TASK DESCRIPTION »
The expected copy holds every entry exactly and none of the pictures.

RECORDS SUPPLIED »
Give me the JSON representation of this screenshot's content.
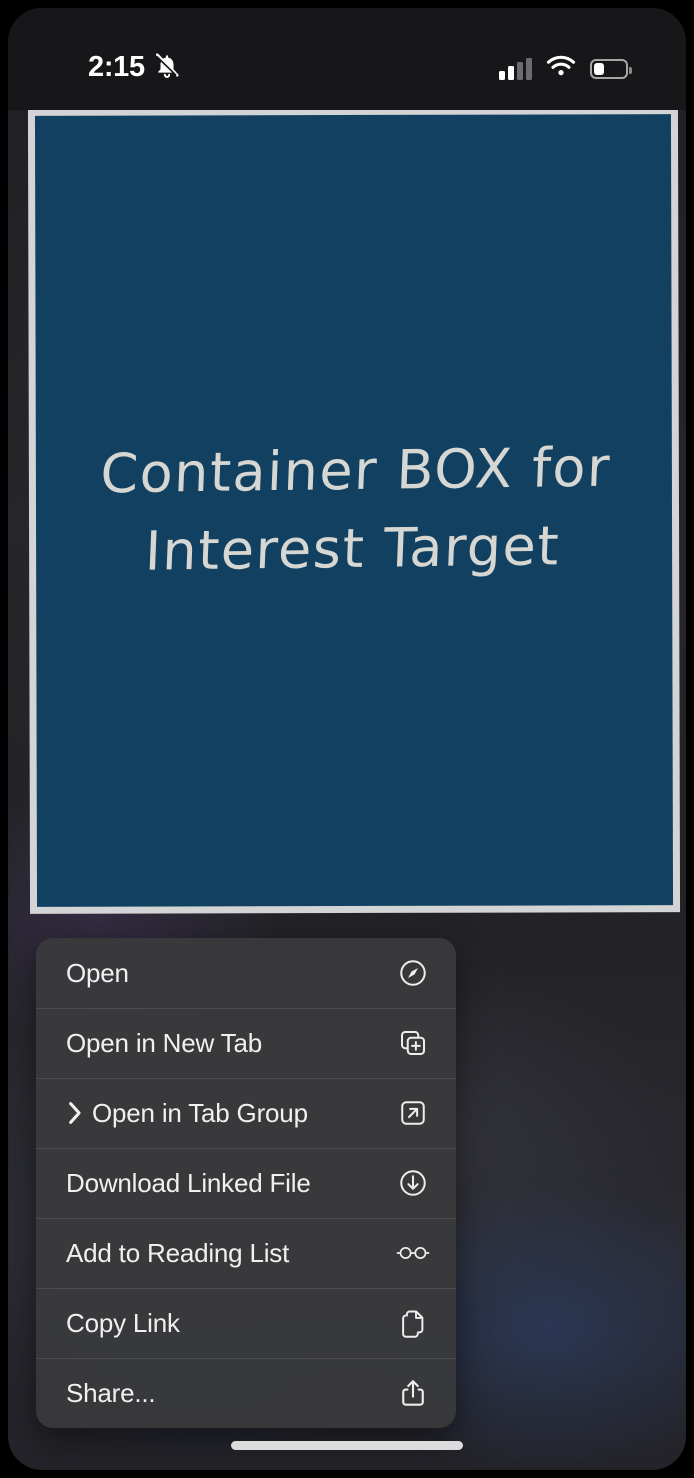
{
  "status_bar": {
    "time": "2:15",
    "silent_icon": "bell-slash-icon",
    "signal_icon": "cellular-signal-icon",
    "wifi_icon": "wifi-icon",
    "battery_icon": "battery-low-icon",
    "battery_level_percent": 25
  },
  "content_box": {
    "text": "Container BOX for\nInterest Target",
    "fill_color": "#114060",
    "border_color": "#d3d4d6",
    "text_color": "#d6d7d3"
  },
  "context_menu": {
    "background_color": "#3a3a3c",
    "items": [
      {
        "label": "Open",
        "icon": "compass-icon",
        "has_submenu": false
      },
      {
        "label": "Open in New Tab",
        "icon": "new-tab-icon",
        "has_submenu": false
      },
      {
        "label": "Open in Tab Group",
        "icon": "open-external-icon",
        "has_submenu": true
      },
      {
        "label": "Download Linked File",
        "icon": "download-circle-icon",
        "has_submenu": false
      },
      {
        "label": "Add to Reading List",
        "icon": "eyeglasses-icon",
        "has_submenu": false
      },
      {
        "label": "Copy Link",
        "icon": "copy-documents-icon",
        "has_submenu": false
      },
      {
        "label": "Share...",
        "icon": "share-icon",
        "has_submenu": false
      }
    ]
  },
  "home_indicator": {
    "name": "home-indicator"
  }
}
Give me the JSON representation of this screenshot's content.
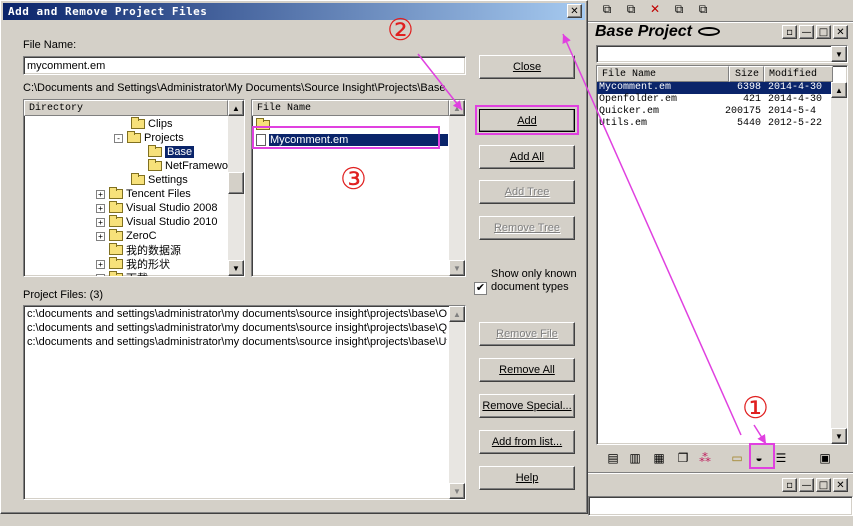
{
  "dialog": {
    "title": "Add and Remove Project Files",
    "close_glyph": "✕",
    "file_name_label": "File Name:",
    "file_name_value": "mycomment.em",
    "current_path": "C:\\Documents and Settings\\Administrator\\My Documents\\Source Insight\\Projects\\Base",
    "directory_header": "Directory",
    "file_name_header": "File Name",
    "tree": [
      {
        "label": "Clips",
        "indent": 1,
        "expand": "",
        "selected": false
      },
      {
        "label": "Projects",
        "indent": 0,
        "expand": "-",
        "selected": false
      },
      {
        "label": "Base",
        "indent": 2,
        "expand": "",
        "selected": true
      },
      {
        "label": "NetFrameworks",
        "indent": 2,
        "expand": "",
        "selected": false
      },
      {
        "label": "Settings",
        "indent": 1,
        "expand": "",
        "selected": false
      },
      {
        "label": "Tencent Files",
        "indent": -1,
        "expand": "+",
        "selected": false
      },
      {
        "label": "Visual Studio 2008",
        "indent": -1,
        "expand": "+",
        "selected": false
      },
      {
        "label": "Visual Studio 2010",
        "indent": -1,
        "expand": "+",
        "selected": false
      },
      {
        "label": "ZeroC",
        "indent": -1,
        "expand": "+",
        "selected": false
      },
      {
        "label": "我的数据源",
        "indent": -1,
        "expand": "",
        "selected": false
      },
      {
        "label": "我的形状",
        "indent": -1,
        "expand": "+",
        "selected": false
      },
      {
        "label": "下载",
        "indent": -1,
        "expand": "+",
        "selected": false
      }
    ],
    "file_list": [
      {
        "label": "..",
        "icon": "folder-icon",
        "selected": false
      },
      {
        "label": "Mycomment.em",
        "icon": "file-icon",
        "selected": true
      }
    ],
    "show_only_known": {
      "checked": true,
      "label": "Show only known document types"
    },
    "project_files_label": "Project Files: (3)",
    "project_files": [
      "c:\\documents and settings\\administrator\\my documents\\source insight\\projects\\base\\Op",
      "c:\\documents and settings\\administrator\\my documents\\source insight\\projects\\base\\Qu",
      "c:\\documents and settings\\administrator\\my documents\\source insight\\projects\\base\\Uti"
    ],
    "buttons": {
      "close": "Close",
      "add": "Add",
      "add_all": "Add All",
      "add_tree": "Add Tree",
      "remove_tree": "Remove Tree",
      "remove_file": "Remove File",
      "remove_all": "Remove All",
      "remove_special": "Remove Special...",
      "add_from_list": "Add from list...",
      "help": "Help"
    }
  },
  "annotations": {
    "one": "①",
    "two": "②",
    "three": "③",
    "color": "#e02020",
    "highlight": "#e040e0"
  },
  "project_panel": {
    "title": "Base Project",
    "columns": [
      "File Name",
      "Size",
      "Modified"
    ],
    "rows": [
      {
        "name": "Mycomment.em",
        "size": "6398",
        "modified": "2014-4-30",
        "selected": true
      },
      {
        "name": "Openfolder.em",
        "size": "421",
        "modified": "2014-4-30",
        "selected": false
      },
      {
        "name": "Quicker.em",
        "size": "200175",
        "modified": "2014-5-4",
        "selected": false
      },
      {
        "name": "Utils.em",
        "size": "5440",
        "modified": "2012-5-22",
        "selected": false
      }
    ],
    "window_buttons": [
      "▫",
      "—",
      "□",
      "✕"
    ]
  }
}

SOLUTION TO THIS PROBLEM »
Give me the JSON representation of this screenshot's content.
{
  "status_bar": {
    "time": "2:15",
    "silent_icon": "bell-slash-icon",
    "signal_icon": "cellular-signal-icon",
    "wifi_icon": "wifi-icon",
    "battery_icon": "battery-low-icon",
    "battery_level_percent": 25
  },
  "content_box": {
    "text": "Container BOX for\nInterest Target",
    "fill_color": "#114060",
    "border_color": "#d3d4d6",
    "text_color": "#d6d7d3"
  },
  "context_menu": {
    "background_color": "#3a3a3c",
    "items": [
      {
        "label": "Open",
        "icon": "compass-icon",
        "has_submenu": false
      },
      {
        "label": "Open in New Tab",
        "icon": "new-tab-icon",
        "has_submenu": false
      },
      {
        "label": "Open in Tab Group",
        "icon": "open-external-icon",
        "has_submenu": true
      },
      {
        "label": "Download Linked File",
        "icon": "download-circle-icon",
        "has_submenu": false
      },
      {
        "label": "Add to Reading List",
        "icon": "eyeglasses-icon",
        "has_submenu": false
      },
      {
        "label": "Copy Link",
        "icon": "copy-documents-icon",
        "has_submenu": false
      },
      {
        "label": "Share...",
        "icon": "share-icon",
        "has_submenu": false
      }
    ]
  },
  "home_indicator": {
    "name": "home-indicator"
  }
}
Give me the JSON representation of this screenshot's content.
{
  "dialog": {
    "title": "Add and Remove Project Files",
    "close_glyph": "✕",
    "file_name_label": "File Name:",
    "file_name_value": "mycomment.em",
    "current_path": "C:\\Documents and Settings\\Administrator\\My Documents\\Source Insight\\Projects\\Base",
    "directory_header": "Directory",
    "file_name_header": "File Name",
    "tree": [
      {
        "label": "Clips",
        "indent": 1,
        "expand": "",
        "selected": false
      },
      {
        "label": "Projects",
        "indent": 0,
        "expand": "-",
        "selected": false
      },
      {
        "label": "Base",
        "indent": 2,
        "expand": "",
        "selected": true
      },
      {
        "label": "NetFrameworks",
        "indent": 2,
        "expand": "",
        "selected": false
      },
      {
        "label": "Settings",
        "indent": 1,
        "expand": "",
        "selected": false
      },
      {
        "label": "Tencent Files",
        "indent": -1,
        "expand": "+",
        "selected": false
      },
      {
        "label": "Visual Studio 2008",
        "indent": -1,
        "expand": "+",
        "selected": false
      },
      {
        "label": "Visual Studio 2010",
        "indent": -1,
        "expand": "+",
        "selected": false
      },
      {
        "label": "ZeroC",
        "indent": -1,
        "expand": "+",
        "selected": false
      },
      {
        "label": "我的数据源",
        "indent": -1,
        "expand": "",
        "selected": false
      },
      {
        "label": "我的形状",
        "indent": -1,
        "expand": "+",
        "selected": false
      },
      {
        "label": "下载",
        "indent": -1,
        "expand": "+",
        "selected": false
      }
    ],
    "file_list": [
      {
        "label": "..",
        "icon": "folder-icon",
        "selected": false
      },
      {
        "label": "Mycomment.em",
        "icon": "file-icon",
        "selected": true
      }
    ],
    "show_only_known": {
      "checked": true,
      "label": "Show only known document types"
    },
    "project_files_label": "Project Files: (3)",
    "project_files": [
      "c:\\documents and settings\\administrator\\my documents\\source insight\\projects\\base\\Op",
      "c:\\documents and settings\\administrator\\my documents\\source insight\\projects\\base\\Qu",
      "c:\\documents and settings\\administrator\\my documents\\source insight\\projects\\base\\Uti"
    ],
    "buttons": {
      "close": "Close",
      "add": "Add",
      "add_all": "Add All",
      "add_tree": "Add Tree",
      "remove_tree": "Remove Tree",
      "remove_file": "Remove File",
      "remove_all": "Remove All",
      "remove_special": "Remove Special...",
      "add_from_list": "Add from list...",
      "help": "Help"
    }
  },
  "annotations": {
    "one": "①",
    "two": "②",
    "three": "③",
    "color": "#e02020",
    "highlight": "#e040e0"
  },
  "project_panel": {
    "title": "Base Project",
    "columns": [
      "File Name",
      "Size",
      "Modified"
    ],
    "rows": [
      {
        "name": "Mycomment.em",
        "size": "6398",
        "modified": "2014-4-30",
        "selected": true
      },
      {
        "name": "Openfolder.em",
        "size": "421",
        "modified": "2014-4-30",
        "selected": false
      },
      {
        "name": "Quicker.em",
        "size": "200175",
        "modified": "2014-5-4",
        "selected": false
      },
      {
        "name": "Utils.em",
        "size": "5440",
        "modified": "2012-5-22",
        "selected": false
      }
    ],
    "window_buttons": [
      "▫",
      "—",
      "□",
      "✕"
    ]
  }
}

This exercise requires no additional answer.